# Entries from a dataset of interfaces
*** Begin section ***

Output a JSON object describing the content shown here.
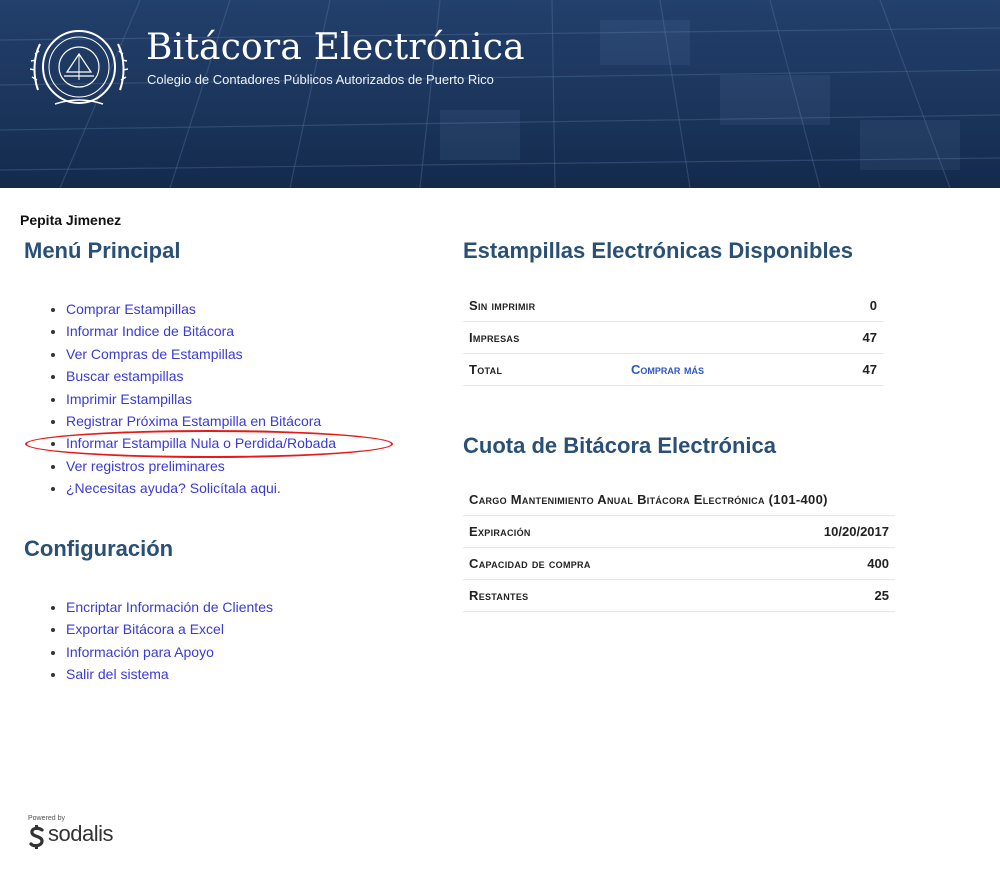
{
  "header": {
    "title": "Bitácora Electrónica",
    "subtitle": "Colegio de Contadores Públicos Autorizados de Puerto Rico",
    "logo_icon": "society-seal-icon"
  },
  "user": {
    "name": "Pepita Jimenez"
  },
  "main_menu": {
    "heading": "Menú Principal",
    "items": [
      {
        "label": "Comprar Estampillas"
      },
      {
        "label": "Informar Indice de Bitácora"
      },
      {
        "label": "Ver Compras de Estampillas"
      },
      {
        "label": "Buscar estampillas"
      },
      {
        "label": "Imprimir Estampillas"
      },
      {
        "label": "Registrar Próxima Estampilla en Bitácora"
      },
      {
        "label": "Informar Estampilla Nula o Perdida/Robada"
      },
      {
        "label": "Ver registros preliminares"
      },
      {
        "label": "¿Necesitas ayuda? Solicítala aqui."
      }
    ],
    "highlighted_item": "Informar Estampilla Nula o Perdida/Robada",
    "highlight_color": "#e51b1b"
  },
  "configuration": {
    "heading": "Configuración",
    "items": [
      {
        "label": "Encriptar Información de Clientes"
      },
      {
        "label": "Exportar Bitácora a Excel"
      },
      {
        "label": "Información para Apoyo"
      },
      {
        "label": "Salir del sistema"
      }
    ]
  },
  "stamps": {
    "heading": "Estampillas Electrónicas Disponibles",
    "rows": [
      {
        "label": "Sin imprimir",
        "link": "",
        "value": "0"
      },
      {
        "label": "Impresas",
        "link": "",
        "value": "47"
      },
      {
        "label": "Total",
        "link": "Comprar más",
        "value": "47"
      }
    ]
  },
  "quota": {
    "heading": "Cuota de Bitácora Electrónica",
    "plan": "Cargo Mantenimiento Anual Bitácora Electrónica (101-400)",
    "rows": [
      {
        "label": "Expiración",
        "value": "10/20/2017"
      },
      {
        "label": "Capacidad de compra",
        "value": "400"
      },
      {
        "label": "Restantes",
        "value": "25"
      }
    ]
  },
  "footer": {
    "powered_label": "Powered by",
    "brand": "sodalis",
    "brand_icon": "sodalis-logo-icon"
  },
  "colors": {
    "heading": "#2a5075",
    "link": "#3a3ad6",
    "banner": "#1d375f"
  }
}
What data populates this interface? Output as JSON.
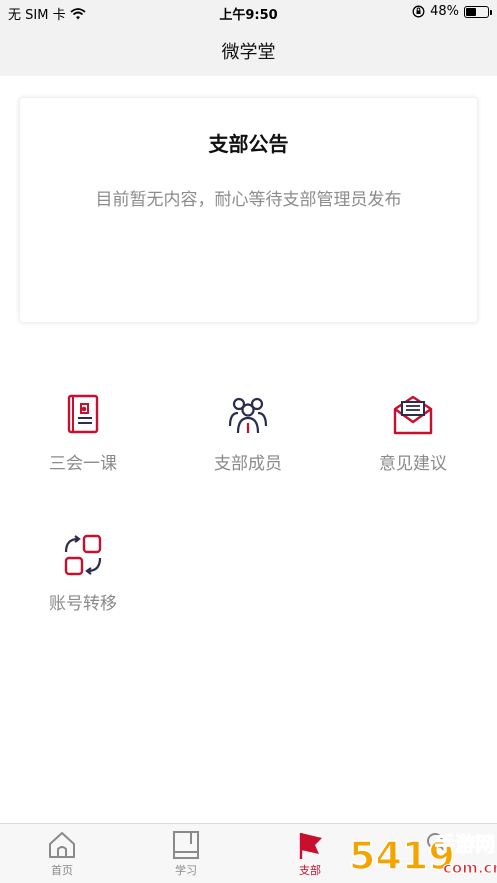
{
  "status_bar": {
    "carrier": "无 SIM 卡",
    "time": "上午9:50",
    "battery_percent": "48%",
    "battery_level": 0.48
  },
  "nav": {
    "title": "微学堂"
  },
  "notice": {
    "title": "支部公告",
    "empty_text": "目前暂无内容，耐心等待支部管理员发布"
  },
  "functions": [
    {
      "label": "三会一课",
      "icon": "party-book-icon"
    },
    {
      "label": "支部成员",
      "icon": "members-icon"
    },
    {
      "label": "意见建议",
      "icon": "mail-icon"
    },
    {
      "label": "账号转移",
      "icon": "transfer-icon"
    }
  ],
  "tabs": [
    {
      "label": "首页",
      "icon": "home-icon",
      "active": false
    },
    {
      "label": "学习",
      "icon": "book-icon",
      "active": false
    },
    {
      "label": "支部",
      "icon": "flag-icon",
      "active": true
    },
    {
      "label": "",
      "icon": "search-icon",
      "active": false
    }
  ],
  "watermark": {
    "text_main": "手游网",
    "text_sub": "com.cn",
    "number": "5419"
  },
  "colors": {
    "accent": "#c8102e",
    "icon_dark": "#2b2d4a",
    "text_gray": "#8a8a8a",
    "header_bg": "#f2f2f2"
  }
}
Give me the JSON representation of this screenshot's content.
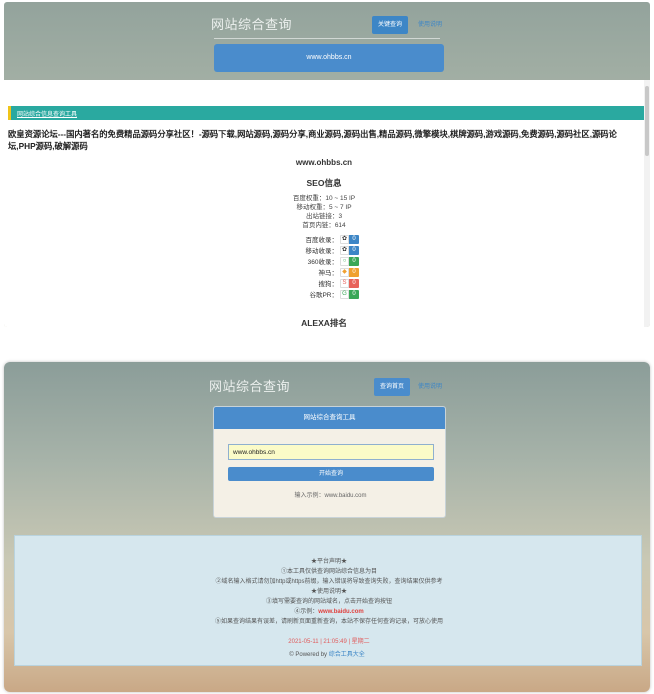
{
  "colors": {
    "accent": "#4a8ccc",
    "teal": "#2aa9a0",
    "badge_blue": "#3d86c6",
    "badge_green": "#3aa757",
    "badge_orange": "#f0a030",
    "badge_red": "#e8625a"
  },
  "top": {
    "header": {
      "brand": "网站综合查询",
      "nav_active": "关键查询",
      "nav_link": "使用说明"
    },
    "domain_bar": "www.ohbbs.cn",
    "teal_link": "网站综合信息查询工具",
    "description": "欧皇资源论坛---国内著名的免费精品源码分享社区！-源码下载,网站源码,源码分享,商业源码,源码出售,精品源码,微擎模块,棋牌源码,游戏源码,免费源码,源码社区,源码论坛,PHP源码,破解源码",
    "site": "www.ohbbs.cn",
    "seo_title": "SEO信息",
    "seo_rows": [
      "百度权重：10 ~ 15 IP",
      "移动权重：5 ~ 7 IP",
      "出站链接：3",
      "首页内链：614"
    ],
    "index_rows": [
      {
        "label": "百度收录：",
        "icon": "baidu-icon",
        "value": "0",
        "color": "#3d86c6"
      },
      {
        "label": "移动收录：",
        "icon": "baidu-mobile-icon",
        "value": "0",
        "color": "#3d86c6"
      },
      {
        "label": "360收录：",
        "icon": "so360-icon",
        "value": "0",
        "color": "#3aa757"
      },
      {
        "label": "神马：",
        "icon": "shenma-icon",
        "value": "0",
        "color": "#f0a030"
      },
      {
        "label": "搜狗：",
        "icon": "sogou-icon",
        "value": "0",
        "color": "#e8625a"
      },
      {
        "label": "谷歌PR：",
        "icon": "google-icon",
        "value": "0",
        "color": "#3aa757"
      }
    ],
    "alexa_title": "ALEXA排名"
  },
  "bottom": {
    "header": {
      "brand": "网站综合查询",
      "nav_active": "查询首页",
      "nav_link": "使用说明"
    },
    "card": {
      "title": "网站综合查询工具",
      "input_value": "www.ohbbs.cn",
      "button": "开始查询",
      "hint": "输入示例：www.baidu.com"
    },
    "notice": {
      "heading": "★平台声明★",
      "line1": "①本工具仅供查询网站综合信息为目",
      "line2": "②域名输入格式请勿加http或https前缀，输入错误将导致查询失败，查询结果仅供参考",
      "heading2": "★使用说明★",
      "line3": "③填写需要查询的网站域名，点击开始查询按钮",
      "line4_prefix": "④示例：",
      "line4_value": "www.baidu.com",
      "line5": "⑤如果查询结果有误差，请刷新页面重新查询，本站不保存任何查询记录，可放心使用",
      "date": "2021-05-11 | 21:05:49 | 星期二"
    },
    "footer": {
      "prefix": "© Powered by ",
      "link": "综合工具大全"
    }
  }
}
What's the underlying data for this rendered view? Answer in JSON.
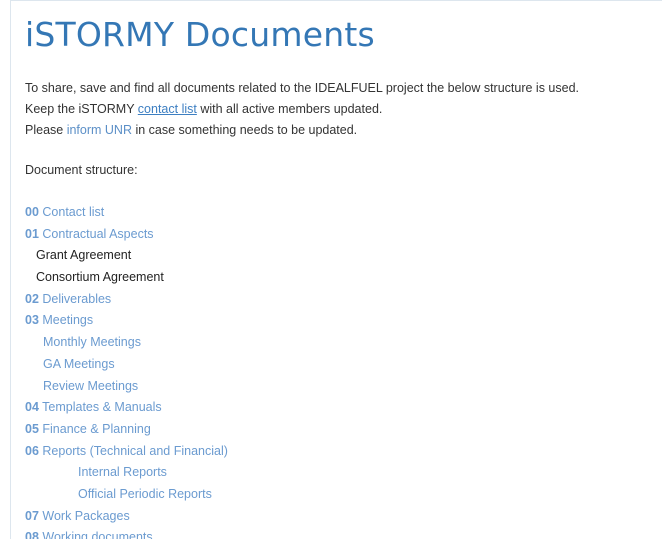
{
  "page": {
    "title": "iSTORMY Documents"
  },
  "intro": {
    "line1": "To share, save and find all documents related to the IDEALFUEL project the below structure is used.",
    "line2_prefix": "Keep the iSTORMY ",
    "line2_link": "contact list",
    "line2_suffix": " with all active members updated.",
    "line3_prefix": "Please ",
    "line3_link": "inform UNR",
    "line3_suffix": " in case something needs to be updated."
  },
  "structure": {
    "label": "Document structure:",
    "items": [
      {
        "num": "00",
        "label": "Contact list"
      },
      {
        "num": "01",
        "label": "Contractual Aspects"
      },
      {
        "num": "",
        "label": "Grant Agreement"
      },
      {
        "num": "",
        "label": "Consortium Agreement"
      },
      {
        "num": "02",
        "label": "Deliverables"
      },
      {
        "num": "03",
        "label": "Meetings"
      },
      {
        "num": "",
        "label": "Monthly Meetings"
      },
      {
        "num": "",
        "label": "GA Meetings"
      },
      {
        "num": "",
        "label": "Review Meetings"
      },
      {
        "num": "04",
        "label": "Templates & Manuals"
      },
      {
        "num": "05",
        "label": "Finance & Planning"
      },
      {
        "num": "06",
        "label": "Reports (Technical and Financial)"
      },
      {
        "num": "",
        "label": "Internal Reports"
      },
      {
        "num": "",
        "label": "Official Periodic Reports"
      },
      {
        "num": "07",
        "label": "Work Packages"
      },
      {
        "num": "08",
        "label": "Working documents"
      }
    ]
  },
  "colors": {
    "title": "#3477b5",
    "link": "#6b9bd0",
    "text": "#333333",
    "border": "#dde6ee"
  }
}
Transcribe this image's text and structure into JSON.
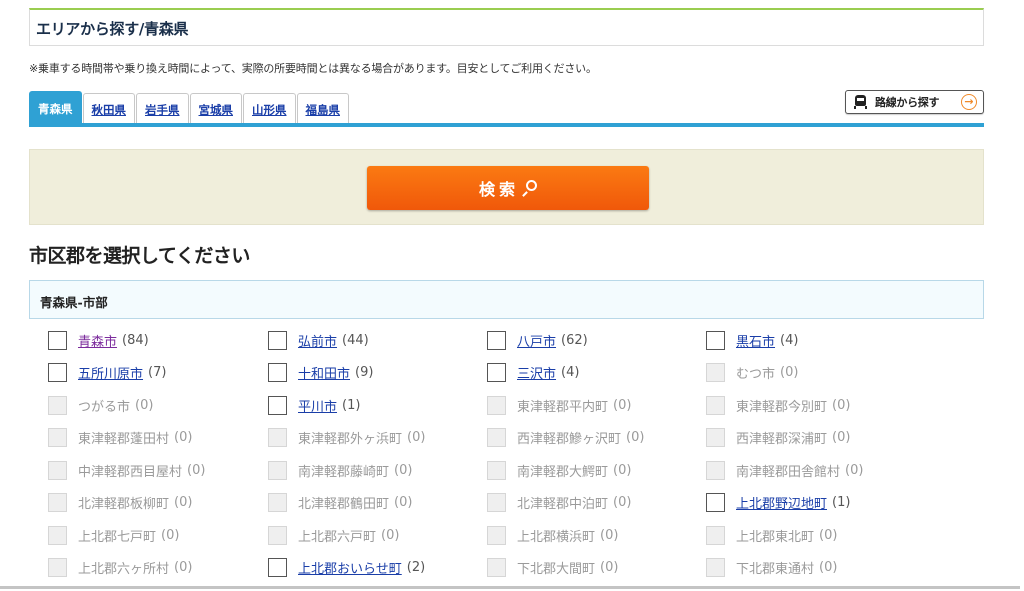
{
  "header": {
    "title": "エリアから探す/青森県"
  },
  "notice": "※乗車する時間帯や乗り換え時間によって、実際の所要時間とは異なる場合があります。目安としてご利用ください。",
  "tabs": [
    {
      "label": "青森県",
      "active": true
    },
    {
      "label": "秋田県",
      "active": false
    },
    {
      "label": "岩手県",
      "active": false
    },
    {
      "label": "宮城県",
      "active": false
    },
    {
      "label": "山形県",
      "active": false
    },
    {
      "label": "福島県",
      "active": false
    }
  ],
  "route_button": {
    "label": "路線から探す",
    "icon": "train-icon",
    "arrow_icon": "arrow-right-circle-icon",
    "arrow_glyph": "→"
  },
  "search_button": {
    "label": "検索",
    "icon": "search-icon"
  },
  "section_title": "市区郡を選択してください",
  "group": {
    "title": "青森県-市部",
    "cities": [
      {
        "name": "青森市",
        "count": "(84)",
        "enabled": true,
        "visited": true
      },
      {
        "name": "弘前市",
        "count": "(44)",
        "enabled": true
      },
      {
        "name": "八戸市",
        "count": "(62)",
        "enabled": true
      },
      {
        "name": "黒石市",
        "count": "(4)",
        "enabled": true
      },
      {
        "name": "五所川原市",
        "count": "(7)",
        "enabled": true
      },
      {
        "name": "十和田市",
        "count": "(9)",
        "enabled": true
      },
      {
        "name": "三沢市",
        "count": "(4)",
        "enabled": true
      },
      {
        "name": "むつ市",
        "count": "(0)",
        "enabled": false
      },
      {
        "name": "つがる市",
        "count": "(0)",
        "enabled": false
      },
      {
        "name": "平川市",
        "count": "(1)",
        "enabled": true
      },
      {
        "name": "東津軽郡平内町",
        "count": "(0)",
        "enabled": false
      },
      {
        "name": "東津軽郡今別町",
        "count": "(0)",
        "enabled": false
      },
      {
        "name": "東津軽郡蓬田村",
        "count": "(0)",
        "enabled": false
      },
      {
        "name": "東津軽郡外ヶ浜町",
        "count": "(0)",
        "enabled": false
      },
      {
        "name": "西津軽郡鰺ヶ沢町",
        "count": "(0)",
        "enabled": false
      },
      {
        "name": "西津軽郡深浦町",
        "count": "(0)",
        "enabled": false
      },
      {
        "name": "中津軽郡西目屋村",
        "count": "(0)",
        "enabled": false
      },
      {
        "name": "南津軽郡藤崎町",
        "count": "(0)",
        "enabled": false
      },
      {
        "name": "南津軽郡大鰐町",
        "count": "(0)",
        "enabled": false
      },
      {
        "name": "南津軽郡田舎館村",
        "count": "(0)",
        "enabled": false
      },
      {
        "name": "北津軽郡板柳町",
        "count": "(0)",
        "enabled": false
      },
      {
        "name": "北津軽郡鶴田町",
        "count": "(0)",
        "enabled": false
      },
      {
        "name": "北津軽郡中泊町",
        "count": "(0)",
        "enabled": false
      },
      {
        "name": "上北郡野辺地町",
        "count": "(1)",
        "enabled": true
      },
      {
        "name": "上北郡七戸町",
        "count": "(0)",
        "enabled": false
      },
      {
        "name": "上北郡六戸町",
        "count": "(0)",
        "enabled": false
      },
      {
        "name": "上北郡横浜町",
        "count": "(0)",
        "enabled": false
      },
      {
        "name": "上北郡東北町",
        "count": "(0)",
        "enabled": false
      },
      {
        "name": "上北郡六ヶ所村",
        "count": "(0)",
        "enabled": false
      },
      {
        "name": "上北郡おいらせ町",
        "count": "(2)",
        "enabled": true
      },
      {
        "name": "下北郡大間町",
        "count": "(0)",
        "enabled": false
      },
      {
        "name": "下北郡東通村",
        "count": "(0)",
        "enabled": false
      }
    ]
  },
  "colors": {
    "accent_blue": "#2fa1d4",
    "search_orange": "#f76a0e",
    "header_green": "#9acd50",
    "link": "#1a3ea8",
    "visited_link": "#7b2a9c",
    "disabled_text": "#9a9a9a"
  }
}
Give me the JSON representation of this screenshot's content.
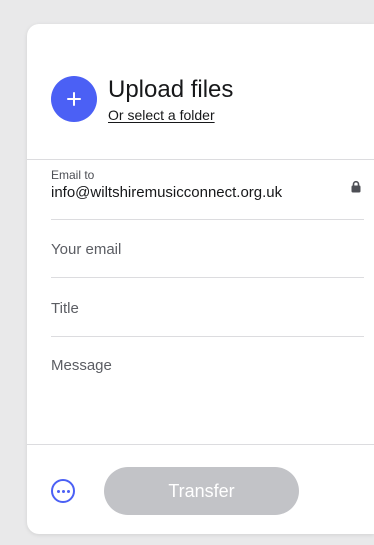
{
  "upload": {
    "add_icon": "plus-icon",
    "title": "Upload files",
    "folder_link": "Or select a folder"
  },
  "recipient": {
    "label": "Email to",
    "value": "info@wiltshiremusicconnect.org.uk",
    "lock_icon": "lock-icon"
  },
  "form": {
    "your_email_placeholder": "Your email",
    "title_placeholder": "Title",
    "message_placeholder": "Message"
  },
  "footer": {
    "more_icon": "more-options-icon",
    "transfer_label": "Transfer"
  },
  "colors": {
    "accent": "#4b60f5",
    "disabled_button": "#c2c3c7",
    "background": "#e9e9ea"
  }
}
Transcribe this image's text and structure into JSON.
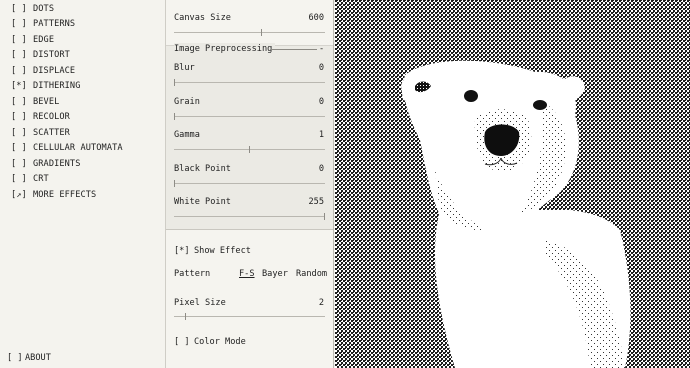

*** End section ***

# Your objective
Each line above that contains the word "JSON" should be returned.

# Answer section
Output a JSON object describing the content shown here.
What data populates this interface? Output as JSON.
Give me the JSON representation of this screenshot's content.
What's the underlying data for this rendered view? Answer in JSON.
Transcribe this image's text and structure into JSON.
Give me the JSON representation of this screenshot's content.
Transcribe this image's text and structure into JSON.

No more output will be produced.